* **Material shown**
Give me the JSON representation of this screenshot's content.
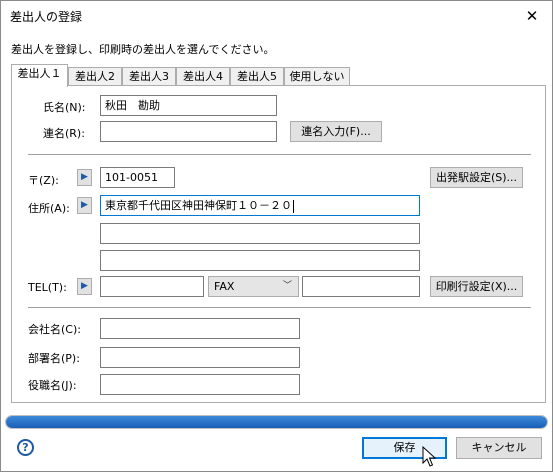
{
  "window": {
    "title": "差出人の登録",
    "close_glyph": "✕"
  },
  "instruction": "差出人を登録し、印刷時の差出人を選んでください。",
  "tabs": [
    {
      "label": "差出人１"
    },
    {
      "label": "差出人2"
    },
    {
      "label": "差出人3"
    },
    {
      "label": "差出人4"
    },
    {
      "label": "差出人5"
    },
    {
      "label": "使用しない"
    }
  ],
  "form": {
    "name_label": "氏名(N):",
    "name_value": "秋田　勘助",
    "joint_label": "連名(R):",
    "joint_value": "",
    "joint_button": "連名入力(F)...",
    "zip_label": "〒(Z):",
    "zip_value": "101-0051",
    "origin_button": "出発駅設定(S)...",
    "address_label": "住所(A):",
    "address_line1": "東京都千代田区神田神保町１０－２０",
    "address_line2": "",
    "address_line3": "",
    "tel_label": "TEL(T):",
    "tel_value": "",
    "fax_select": "FAX",
    "fax_value": "",
    "print_line_button": "印刷行設定(X)...",
    "company_label": "会社名(C):",
    "company_value": "",
    "dept_label": "部署名(P):",
    "dept_value": "",
    "title_label": "役職名(J):",
    "title_value": ""
  },
  "progress": {
    "fraction": 1.0
  },
  "footer": {
    "help_glyph": "?",
    "save_button": "保存",
    "cancel_button": "キャンセル"
  },
  "colors": {
    "accent": "#0078d7",
    "progress": "#1a5fb8"
  },
  "icons": {
    "arrow": "arrow-right-icon",
    "help": "help-icon",
    "chevron": "chevron-down-icon",
    "close": "close-icon",
    "cursor": "mouse-pointer-icon"
  }
}
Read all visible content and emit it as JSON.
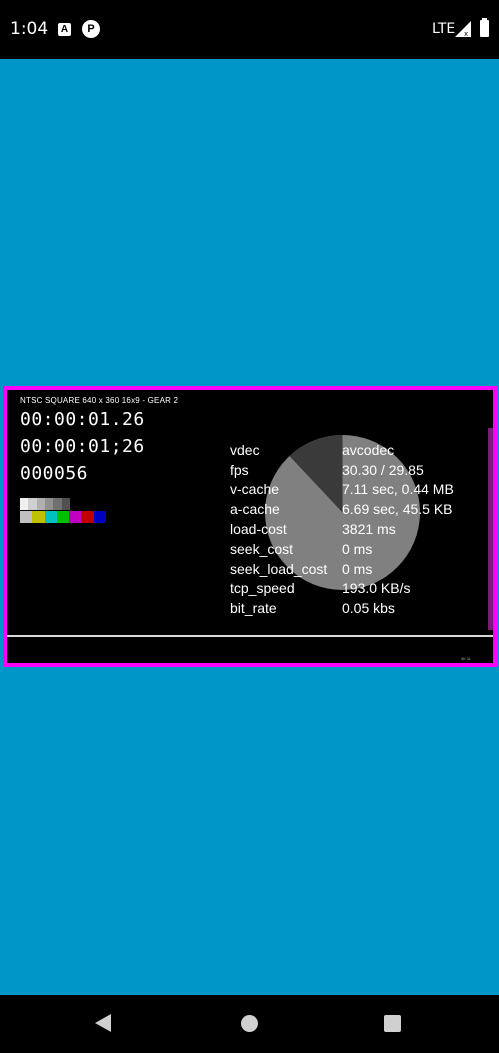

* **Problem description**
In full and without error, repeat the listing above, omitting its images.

* **Your response**
Give me the JSON representation of this screenshot's content.
{
  "window": {
    "title": "差出人の登録",
    "close_glyph": "✕"
  },
  "instruction": "差出人を登録し、印刷時の差出人を選んでください。",
  "tabs": [
    {
      "label": "差出人１"
    },
    {
      "label": "差出人2"
    },
    {
      "label": "差出人3"
    },
    {
      "label": "差出人4"
    },
    {
      "label": "差出人5"
    },
    {
      "label": "使用しない"
    }
  ],
  "form": {
    "name_label": "氏名(N):",
    "name_value": "秋田　勘助",
    "joint_label": "連名(R):",
    "joint_value": "",
    "joint_button": "連名入力(F)...",
    "zip_label": "〒(Z):",
    "zip_value": "101-0051",
    "origin_button": "出発駅設定(S)...",
    "address_label": "住所(A):",
    "address_line1": "東京都千代田区神田神保町１０－２０",
    "address_line2": "",
    "address_line3": "",
    "tel_label": "TEL(T):",
    "tel_value": "",
    "fax_select": "FAX",
    "fax_value": "",
    "print_line_button": "印刷行設定(X)...",
    "company_label": "会社名(C):",
    "company_value": "",
    "dept_label": "部署名(P):",
    "dept_value": "",
    "title_label": "役職名(J):",
    "title_value": ""
  },
  "progress": {
    "fraction": 1.0
  },
  "footer": {
    "help_glyph": "?",
    "save_button": "保存",
    "cancel_button": "キャンセル"
  },
  "colors": {
    "accent": "#0078d7",
    "progress": "#1a5fb8"
  },
  "icons": {
    "arrow": "arrow-right-icon",
    "help": "help-icon",
    "chevron": "chevron-down-icon",
    "close": "close-icon",
    "cursor": "mouse-pointer-icon"
  }
}
Read all visible content and emit it as JSON.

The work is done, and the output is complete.